* _The task_
Wherever a line in the material contains the word "spellbook", copy that line.

===== Data section =====

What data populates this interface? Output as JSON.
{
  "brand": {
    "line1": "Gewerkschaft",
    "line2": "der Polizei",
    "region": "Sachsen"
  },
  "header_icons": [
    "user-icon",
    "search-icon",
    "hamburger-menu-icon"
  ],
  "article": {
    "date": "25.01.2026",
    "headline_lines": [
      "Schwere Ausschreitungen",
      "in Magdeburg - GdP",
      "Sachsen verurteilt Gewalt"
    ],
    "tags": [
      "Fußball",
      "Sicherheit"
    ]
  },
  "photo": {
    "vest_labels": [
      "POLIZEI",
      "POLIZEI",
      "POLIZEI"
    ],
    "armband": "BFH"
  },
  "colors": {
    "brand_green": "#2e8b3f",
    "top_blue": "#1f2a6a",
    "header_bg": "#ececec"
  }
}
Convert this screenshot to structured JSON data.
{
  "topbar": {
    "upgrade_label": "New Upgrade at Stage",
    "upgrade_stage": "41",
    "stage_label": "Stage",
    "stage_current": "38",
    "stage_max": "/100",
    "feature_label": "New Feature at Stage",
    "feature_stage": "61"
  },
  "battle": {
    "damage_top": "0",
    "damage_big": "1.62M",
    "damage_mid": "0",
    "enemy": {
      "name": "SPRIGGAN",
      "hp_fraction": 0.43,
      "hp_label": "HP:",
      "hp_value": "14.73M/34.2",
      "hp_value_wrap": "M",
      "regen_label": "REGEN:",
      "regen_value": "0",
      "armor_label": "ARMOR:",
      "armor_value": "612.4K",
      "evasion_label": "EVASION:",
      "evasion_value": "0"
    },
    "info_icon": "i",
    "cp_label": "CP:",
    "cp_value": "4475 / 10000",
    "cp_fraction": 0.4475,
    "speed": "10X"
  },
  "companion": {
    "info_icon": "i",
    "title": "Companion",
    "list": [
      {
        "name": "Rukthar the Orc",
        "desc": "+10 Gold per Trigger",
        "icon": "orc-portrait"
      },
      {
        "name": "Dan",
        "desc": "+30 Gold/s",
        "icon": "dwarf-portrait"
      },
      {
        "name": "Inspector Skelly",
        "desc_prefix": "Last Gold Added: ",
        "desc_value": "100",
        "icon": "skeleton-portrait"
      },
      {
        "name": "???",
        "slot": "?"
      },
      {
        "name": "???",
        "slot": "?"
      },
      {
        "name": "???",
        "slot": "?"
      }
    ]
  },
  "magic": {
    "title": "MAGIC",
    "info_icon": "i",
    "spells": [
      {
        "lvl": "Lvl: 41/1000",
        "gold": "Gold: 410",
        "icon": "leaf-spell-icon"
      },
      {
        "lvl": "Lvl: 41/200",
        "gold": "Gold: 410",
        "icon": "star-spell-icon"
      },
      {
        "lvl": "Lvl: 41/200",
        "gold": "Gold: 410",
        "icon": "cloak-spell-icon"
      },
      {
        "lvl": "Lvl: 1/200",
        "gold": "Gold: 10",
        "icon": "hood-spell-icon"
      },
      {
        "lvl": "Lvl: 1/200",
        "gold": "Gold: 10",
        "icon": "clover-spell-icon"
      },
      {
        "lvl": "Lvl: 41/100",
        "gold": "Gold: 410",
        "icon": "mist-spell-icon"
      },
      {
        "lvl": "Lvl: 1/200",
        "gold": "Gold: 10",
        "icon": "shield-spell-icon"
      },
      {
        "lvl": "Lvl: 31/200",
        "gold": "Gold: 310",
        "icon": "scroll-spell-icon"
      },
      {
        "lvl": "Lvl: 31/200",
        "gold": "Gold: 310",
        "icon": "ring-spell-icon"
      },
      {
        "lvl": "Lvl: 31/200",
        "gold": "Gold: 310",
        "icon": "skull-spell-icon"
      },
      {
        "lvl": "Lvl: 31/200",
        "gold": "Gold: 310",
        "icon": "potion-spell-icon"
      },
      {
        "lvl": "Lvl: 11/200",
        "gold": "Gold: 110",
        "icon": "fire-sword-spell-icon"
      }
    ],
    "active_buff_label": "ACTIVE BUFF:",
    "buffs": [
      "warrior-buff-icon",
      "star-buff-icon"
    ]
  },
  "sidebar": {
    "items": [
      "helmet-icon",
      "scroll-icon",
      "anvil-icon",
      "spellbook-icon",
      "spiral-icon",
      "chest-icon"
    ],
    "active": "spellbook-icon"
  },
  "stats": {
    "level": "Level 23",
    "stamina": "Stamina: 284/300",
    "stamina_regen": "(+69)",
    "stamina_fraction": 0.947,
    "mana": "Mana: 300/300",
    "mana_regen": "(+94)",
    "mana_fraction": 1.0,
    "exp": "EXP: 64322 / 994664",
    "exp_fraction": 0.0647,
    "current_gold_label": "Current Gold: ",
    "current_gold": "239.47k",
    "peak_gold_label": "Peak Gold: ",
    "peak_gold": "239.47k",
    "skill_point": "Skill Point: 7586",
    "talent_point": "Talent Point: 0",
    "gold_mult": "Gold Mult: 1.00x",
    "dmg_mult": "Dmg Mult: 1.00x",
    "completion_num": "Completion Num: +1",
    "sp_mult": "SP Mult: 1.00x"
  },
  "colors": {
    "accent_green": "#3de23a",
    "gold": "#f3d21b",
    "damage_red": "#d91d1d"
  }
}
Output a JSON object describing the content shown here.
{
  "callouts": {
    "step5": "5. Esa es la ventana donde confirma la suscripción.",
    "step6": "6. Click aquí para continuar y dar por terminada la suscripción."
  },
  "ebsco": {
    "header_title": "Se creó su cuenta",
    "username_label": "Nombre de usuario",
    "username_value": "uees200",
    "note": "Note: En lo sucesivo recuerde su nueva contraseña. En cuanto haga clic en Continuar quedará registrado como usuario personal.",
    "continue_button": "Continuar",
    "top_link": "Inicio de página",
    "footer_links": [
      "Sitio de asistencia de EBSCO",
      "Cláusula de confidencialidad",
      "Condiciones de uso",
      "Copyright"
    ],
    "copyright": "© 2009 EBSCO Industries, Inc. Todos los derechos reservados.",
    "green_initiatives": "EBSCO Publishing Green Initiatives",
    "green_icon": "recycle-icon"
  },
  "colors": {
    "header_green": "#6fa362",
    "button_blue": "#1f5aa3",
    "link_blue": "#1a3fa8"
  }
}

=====

* _Result_
      "spellbook-icon",
    "active": "spellbook-icon"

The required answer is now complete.